INFORMATION PROVIDED
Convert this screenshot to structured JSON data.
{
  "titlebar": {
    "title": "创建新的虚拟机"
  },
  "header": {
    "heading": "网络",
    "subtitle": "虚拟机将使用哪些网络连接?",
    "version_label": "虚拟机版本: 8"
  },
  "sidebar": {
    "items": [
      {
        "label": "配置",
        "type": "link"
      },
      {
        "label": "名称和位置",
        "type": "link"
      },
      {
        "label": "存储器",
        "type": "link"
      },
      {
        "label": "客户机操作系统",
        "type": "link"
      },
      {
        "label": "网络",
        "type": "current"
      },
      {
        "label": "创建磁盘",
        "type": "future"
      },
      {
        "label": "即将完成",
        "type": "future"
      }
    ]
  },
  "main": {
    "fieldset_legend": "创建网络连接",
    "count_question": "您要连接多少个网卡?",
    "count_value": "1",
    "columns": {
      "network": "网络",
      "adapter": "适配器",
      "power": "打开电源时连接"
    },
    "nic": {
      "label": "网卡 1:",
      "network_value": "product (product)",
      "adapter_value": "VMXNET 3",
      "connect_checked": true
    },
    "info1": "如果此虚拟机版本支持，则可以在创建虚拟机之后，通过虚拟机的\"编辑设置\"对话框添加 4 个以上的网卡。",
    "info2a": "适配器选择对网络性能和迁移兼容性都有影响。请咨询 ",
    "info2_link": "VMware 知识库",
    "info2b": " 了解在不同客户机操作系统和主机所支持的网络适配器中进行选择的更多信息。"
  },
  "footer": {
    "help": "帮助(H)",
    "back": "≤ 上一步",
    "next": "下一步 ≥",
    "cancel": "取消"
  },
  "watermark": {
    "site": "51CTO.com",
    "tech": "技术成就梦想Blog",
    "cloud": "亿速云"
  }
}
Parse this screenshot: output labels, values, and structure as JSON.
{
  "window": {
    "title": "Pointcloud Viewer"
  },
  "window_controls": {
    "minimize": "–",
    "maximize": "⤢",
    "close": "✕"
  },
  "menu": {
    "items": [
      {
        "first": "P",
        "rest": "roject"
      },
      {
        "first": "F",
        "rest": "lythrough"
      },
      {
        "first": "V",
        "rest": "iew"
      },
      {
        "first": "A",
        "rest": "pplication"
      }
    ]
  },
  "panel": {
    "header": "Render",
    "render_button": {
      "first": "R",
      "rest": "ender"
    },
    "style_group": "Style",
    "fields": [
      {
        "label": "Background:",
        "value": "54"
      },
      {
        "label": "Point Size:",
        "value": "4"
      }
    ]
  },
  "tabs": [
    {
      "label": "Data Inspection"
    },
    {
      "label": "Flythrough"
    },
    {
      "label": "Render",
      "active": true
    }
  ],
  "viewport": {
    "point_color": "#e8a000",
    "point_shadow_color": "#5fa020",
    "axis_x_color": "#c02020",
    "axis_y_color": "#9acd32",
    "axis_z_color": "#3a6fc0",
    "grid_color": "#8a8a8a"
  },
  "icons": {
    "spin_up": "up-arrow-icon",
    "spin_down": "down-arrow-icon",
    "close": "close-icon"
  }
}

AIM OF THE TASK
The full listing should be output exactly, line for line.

ANSWER TO THIS EXERCISE
Convert this screenshot to structured JSON data.
{
  "titlebar": {
    "title": "创建新的虚拟机"
  },
  "header": {
    "heading": "网络",
    "subtitle": "虚拟机将使用哪些网络连接?",
    "version_label": "虚拟机版本: 8"
  },
  "sidebar": {
    "items": [
      {
        "label": "配置",
        "type": "link"
      },
      {
        "label": "名称和位置",
        "type": "link"
      },
      {
        "label": "存储器",
        "type": "link"
      },
      {
        "label": "客户机操作系统",
        "type": "link"
      },
      {
        "label": "网络",
        "type": "current"
      },
      {
        "label": "创建磁盘",
        "type": "future"
      },
      {
        "label": "即将完成",
        "type": "future"
      }
    ]
  },
  "main": {
    "fieldset_legend": "创建网络连接",
    "count_question": "您要连接多少个网卡?",
    "count_value": "1",
    "columns": {
      "network": "网络",
      "adapter": "适配器",
      "power": "打开电源时连接"
    },
    "nic": {
      "label": "网卡 1:",
      "network_value": "product (product)",
      "adapter_value": "VMXNET 3",
      "connect_checked": true
    },
    "info1": "如果此虚拟机版本支持，则可以在创建虚拟机之后，通过虚拟机的\"编辑设置\"对话框添加 4 个以上的网卡。",
    "info2a": "适配器选择对网络性能和迁移兼容性都有影响。请咨询 ",
    "info2_link": "VMware 知识库",
    "info2b": " 了解在不同客户机操作系统和主机所支持的网络适配器中进行选择的更多信息。"
  },
  "footer": {
    "help": "帮助(H)",
    "back": "≤ 上一步",
    "next": "下一步 ≥",
    "cancel": "取消"
  },
  "watermark": {
    "site": "51CTO.com",
    "tech": "技术成就梦想Blog",
    "cloud": "亿速云"
  }
}
Parse this screenshot: output labels, values, and structure as JSON.
{
  "window": {
    "title": "Pointcloud Viewer"
  },
  "window_controls": {
    "minimize": "–",
    "maximize": "⤢",
    "close": "✕"
  },
  "menu": {
    "items": [
      {
        "first": "P",
        "rest": "roject"
      },
      {
        "first": "F",
        "rest": "lythrough"
      },
      {
        "first": "V",
        "rest": "iew"
      },
      {
        "first": "A",
        "rest": "pplication"
      }
    ]
  },
  "panel": {
    "header": "Render",
    "render_button": {
      "first": "R",
      "rest": "ender"
    },
    "style_group": "Style",
    "fields": [
      {
        "label": "Background:",
        "value": "54"
      },
      {
        "label": "Point Size:",
        "value": "4"
      }
    ]
  },
  "tabs": [
    {
      "label": "Data Inspection"
    },
    {
      "label": "Flythrough"
    },
    {
      "label": "Render",
      "active": true
    }
  ],
  "viewport": {
    "point_color": "#e8a000",
    "point_shadow_color": "#5fa020",
    "axis_x_color": "#c02020",
    "axis_y_color": "#9acd32",
    "axis_z_color": "#3a6fc0",
    "grid_color": "#8a8a8a"
  },
  "icons": {
    "spin_up": "up-arrow-icon",
    "spin_down": "down-arrow-icon",
    "close": "close-icon"
  }
}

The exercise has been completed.